European Parliament Votes To Ban Single-Use Plastics
By Sofy Robertson
The European Parliament has voted to ban single-use plastic cutlery, cotton buds, straws and stirrers as part of a sweeping law against plastic waste pollutes oceans and natural habitats.
The vote by MEPs paves the way for a ban on single-use plastics to come into force by 2021 in all EU member states. If the UK extends the Brexit transition period, they will also need to abide by the new rules.
UK Environment Secretary, Michael Gove, who has previously butted heads with the European commissioner over who is doing the most to cut plastic pollution, also wants to curb single-use plastics.
As well as targeting the most common plastic beach litter, the directive will also ban single-use polystyrene cups and those made from oxo-degradeable plastics that disintegrate into tiny fragments.
EU member states will need to introduce measures to reduce the use of plastic food containers and plastic lids for hot drinks. By 2025, plastic bottles should be made of 25% recycled content, and by 2029 90% of them should be recycled.
The EU will also tackle the scourge of wet wipes responsible for clogging sewers and forming part of ‘fatbergs’. Wet wipes, sanitary towels, tobacco filters and cups will be labelled if they are made with plastic and packaging will carry a warning to consumers of the environmental damage they do by disposing of these items incorrectly.

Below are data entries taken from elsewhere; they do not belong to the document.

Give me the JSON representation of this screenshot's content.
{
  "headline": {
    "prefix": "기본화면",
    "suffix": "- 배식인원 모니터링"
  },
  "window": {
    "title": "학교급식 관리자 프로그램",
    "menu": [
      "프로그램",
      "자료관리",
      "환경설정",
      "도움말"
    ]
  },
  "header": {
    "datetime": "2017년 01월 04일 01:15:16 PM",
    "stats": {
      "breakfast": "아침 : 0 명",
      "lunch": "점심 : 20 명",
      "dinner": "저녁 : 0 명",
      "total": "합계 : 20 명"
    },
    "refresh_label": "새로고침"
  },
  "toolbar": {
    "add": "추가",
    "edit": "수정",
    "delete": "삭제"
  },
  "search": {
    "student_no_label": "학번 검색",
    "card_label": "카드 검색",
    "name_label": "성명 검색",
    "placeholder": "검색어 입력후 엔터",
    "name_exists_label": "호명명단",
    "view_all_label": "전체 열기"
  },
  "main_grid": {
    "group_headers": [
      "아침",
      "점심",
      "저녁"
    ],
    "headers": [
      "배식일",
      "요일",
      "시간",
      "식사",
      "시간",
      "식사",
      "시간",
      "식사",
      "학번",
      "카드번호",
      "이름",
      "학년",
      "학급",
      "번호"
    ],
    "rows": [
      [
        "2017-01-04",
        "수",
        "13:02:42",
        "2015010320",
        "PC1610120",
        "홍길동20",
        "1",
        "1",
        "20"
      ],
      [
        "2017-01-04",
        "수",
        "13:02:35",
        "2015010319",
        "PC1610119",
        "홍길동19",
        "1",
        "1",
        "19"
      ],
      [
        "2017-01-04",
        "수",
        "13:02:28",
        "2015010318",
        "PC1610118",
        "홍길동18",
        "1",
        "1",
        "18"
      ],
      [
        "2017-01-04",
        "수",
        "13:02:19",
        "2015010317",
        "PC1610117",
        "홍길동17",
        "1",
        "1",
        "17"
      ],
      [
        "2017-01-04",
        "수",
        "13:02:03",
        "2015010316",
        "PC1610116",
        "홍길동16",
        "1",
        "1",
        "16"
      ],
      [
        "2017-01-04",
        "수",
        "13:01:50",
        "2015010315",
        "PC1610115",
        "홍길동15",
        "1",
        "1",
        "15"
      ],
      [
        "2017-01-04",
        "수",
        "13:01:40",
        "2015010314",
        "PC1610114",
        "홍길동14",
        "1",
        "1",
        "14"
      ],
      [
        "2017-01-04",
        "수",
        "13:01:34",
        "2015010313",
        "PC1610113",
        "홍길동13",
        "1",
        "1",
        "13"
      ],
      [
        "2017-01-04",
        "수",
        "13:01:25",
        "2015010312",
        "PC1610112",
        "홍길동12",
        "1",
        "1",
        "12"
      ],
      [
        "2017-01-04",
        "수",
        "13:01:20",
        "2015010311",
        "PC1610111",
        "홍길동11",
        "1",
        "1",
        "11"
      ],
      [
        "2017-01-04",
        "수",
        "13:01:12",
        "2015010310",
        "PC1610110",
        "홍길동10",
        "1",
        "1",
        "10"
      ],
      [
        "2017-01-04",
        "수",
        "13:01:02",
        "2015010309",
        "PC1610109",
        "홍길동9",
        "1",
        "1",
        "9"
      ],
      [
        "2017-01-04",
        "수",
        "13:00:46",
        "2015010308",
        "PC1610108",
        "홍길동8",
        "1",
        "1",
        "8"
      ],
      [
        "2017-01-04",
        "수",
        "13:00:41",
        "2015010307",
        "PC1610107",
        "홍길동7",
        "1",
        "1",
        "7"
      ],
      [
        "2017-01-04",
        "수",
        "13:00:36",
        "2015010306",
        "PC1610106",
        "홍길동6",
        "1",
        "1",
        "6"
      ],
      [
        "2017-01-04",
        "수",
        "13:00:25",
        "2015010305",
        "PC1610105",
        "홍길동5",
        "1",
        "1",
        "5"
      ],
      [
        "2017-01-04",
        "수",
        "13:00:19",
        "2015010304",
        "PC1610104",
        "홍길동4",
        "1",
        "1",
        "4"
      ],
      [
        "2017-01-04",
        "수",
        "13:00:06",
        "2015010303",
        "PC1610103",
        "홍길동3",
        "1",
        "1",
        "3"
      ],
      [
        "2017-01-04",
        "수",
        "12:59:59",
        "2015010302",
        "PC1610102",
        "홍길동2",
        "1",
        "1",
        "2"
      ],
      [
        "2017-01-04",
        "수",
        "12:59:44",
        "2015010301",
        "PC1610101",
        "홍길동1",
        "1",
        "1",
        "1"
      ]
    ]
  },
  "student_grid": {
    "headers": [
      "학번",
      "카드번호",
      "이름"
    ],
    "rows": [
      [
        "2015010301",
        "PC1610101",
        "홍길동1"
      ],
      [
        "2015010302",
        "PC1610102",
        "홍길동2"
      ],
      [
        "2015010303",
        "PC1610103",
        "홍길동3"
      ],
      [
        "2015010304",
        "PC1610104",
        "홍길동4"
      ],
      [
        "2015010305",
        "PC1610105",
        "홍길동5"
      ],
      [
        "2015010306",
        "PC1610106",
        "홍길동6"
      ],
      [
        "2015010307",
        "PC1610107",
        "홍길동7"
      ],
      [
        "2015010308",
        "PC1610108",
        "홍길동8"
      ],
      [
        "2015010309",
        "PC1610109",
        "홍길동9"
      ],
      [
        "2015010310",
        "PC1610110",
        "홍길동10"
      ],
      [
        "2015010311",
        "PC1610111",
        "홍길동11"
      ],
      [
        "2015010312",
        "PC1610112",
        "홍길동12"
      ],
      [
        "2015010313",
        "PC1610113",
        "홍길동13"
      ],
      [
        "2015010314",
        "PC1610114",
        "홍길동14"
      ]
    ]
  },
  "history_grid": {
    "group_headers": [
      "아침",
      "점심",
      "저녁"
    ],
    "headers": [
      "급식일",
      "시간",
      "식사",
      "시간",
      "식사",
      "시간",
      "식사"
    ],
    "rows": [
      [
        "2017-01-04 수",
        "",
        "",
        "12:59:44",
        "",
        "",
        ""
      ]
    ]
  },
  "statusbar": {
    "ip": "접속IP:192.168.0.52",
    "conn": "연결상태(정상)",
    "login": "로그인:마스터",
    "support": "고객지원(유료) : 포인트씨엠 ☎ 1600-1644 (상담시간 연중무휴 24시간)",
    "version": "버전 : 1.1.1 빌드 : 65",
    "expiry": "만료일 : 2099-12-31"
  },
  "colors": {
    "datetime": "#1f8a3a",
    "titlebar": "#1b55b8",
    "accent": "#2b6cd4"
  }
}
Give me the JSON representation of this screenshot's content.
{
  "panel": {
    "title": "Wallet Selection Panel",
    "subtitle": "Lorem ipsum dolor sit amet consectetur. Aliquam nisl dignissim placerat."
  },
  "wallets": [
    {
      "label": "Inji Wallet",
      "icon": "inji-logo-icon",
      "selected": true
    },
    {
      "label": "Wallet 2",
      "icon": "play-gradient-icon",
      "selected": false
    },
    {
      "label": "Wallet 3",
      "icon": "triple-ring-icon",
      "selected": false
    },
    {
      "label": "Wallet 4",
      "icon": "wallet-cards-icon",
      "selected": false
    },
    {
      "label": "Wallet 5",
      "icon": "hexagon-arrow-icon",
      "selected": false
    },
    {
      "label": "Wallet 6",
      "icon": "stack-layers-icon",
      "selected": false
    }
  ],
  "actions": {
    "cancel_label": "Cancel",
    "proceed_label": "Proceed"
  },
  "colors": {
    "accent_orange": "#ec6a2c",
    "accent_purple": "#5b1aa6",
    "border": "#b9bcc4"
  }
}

The principle of “polluter pays” will be extended to manufacturers of fishing nets so that companies, not fishing crews, will pay the cost of nets lost at sea.
Frans Timmermans, a European commission vice-president, who has spearheaded the plan, said:
“Today we have taken an important step to reduce littering and plastic pollution in our oceans and seas. We got this, we can do this. Europe is setting new and ambitious standards, paving the way for the rest of the world.” (The Guardian)
At the sitting in Strasbourg, 560 MEPs voted in favour of the recent agreement.
The directive only has to pass through formalities before it is published in the EU rulebook. Once that happens, EU member states will have two years to implement the directive.
The EU’s decisive action on single-use plastic is a much-needed measure as Europeans generate 25 million tonnes of plastic waste every year, yet less than 30% is collected for recycling.